#### What the exercise asks:
What lines in the records below contain the string "Calm"? Copy every one.

#### Record set:
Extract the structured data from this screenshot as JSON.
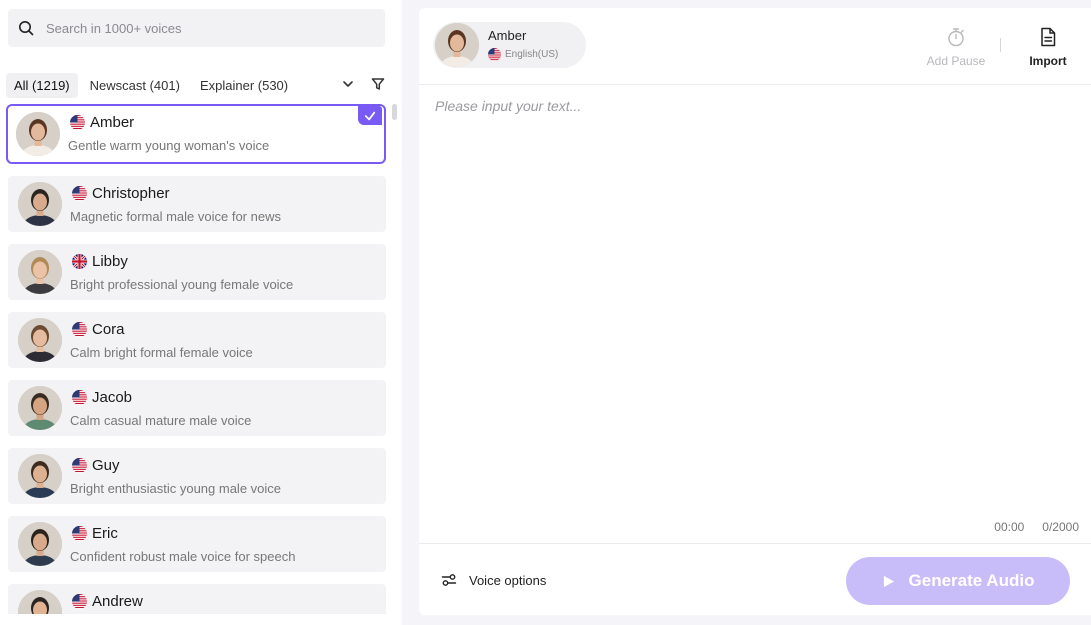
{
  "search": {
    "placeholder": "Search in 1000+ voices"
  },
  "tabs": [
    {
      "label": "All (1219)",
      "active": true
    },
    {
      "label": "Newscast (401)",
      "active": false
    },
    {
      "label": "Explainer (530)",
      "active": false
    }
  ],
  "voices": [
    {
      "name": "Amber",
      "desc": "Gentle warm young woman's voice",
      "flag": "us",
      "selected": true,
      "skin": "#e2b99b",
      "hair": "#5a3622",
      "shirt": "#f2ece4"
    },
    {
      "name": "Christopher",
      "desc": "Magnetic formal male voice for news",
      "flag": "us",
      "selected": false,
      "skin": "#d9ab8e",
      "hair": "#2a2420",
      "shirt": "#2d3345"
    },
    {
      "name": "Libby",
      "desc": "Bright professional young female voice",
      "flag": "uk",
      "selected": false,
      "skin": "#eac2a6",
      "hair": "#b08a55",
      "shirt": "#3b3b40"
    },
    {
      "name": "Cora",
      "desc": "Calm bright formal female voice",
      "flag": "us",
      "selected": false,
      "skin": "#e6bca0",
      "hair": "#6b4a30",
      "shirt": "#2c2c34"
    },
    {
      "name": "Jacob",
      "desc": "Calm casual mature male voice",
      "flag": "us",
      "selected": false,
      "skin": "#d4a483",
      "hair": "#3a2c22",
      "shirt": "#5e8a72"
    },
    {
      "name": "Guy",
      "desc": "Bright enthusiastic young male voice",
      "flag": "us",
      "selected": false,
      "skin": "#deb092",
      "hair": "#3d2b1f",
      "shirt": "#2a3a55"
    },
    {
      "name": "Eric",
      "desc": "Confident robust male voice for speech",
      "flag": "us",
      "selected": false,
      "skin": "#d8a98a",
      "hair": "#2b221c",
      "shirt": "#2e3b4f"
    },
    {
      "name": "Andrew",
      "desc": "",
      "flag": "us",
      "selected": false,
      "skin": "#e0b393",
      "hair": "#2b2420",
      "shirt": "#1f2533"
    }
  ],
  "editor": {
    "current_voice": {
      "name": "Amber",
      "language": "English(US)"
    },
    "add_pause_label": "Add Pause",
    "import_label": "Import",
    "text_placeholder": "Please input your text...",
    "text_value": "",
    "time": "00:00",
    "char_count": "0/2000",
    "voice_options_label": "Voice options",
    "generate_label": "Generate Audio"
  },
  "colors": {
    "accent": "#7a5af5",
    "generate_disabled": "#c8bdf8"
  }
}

#### Task solution:
      "desc": "Calm bright formal female voice",
      "desc": "Calm casual mature male voice",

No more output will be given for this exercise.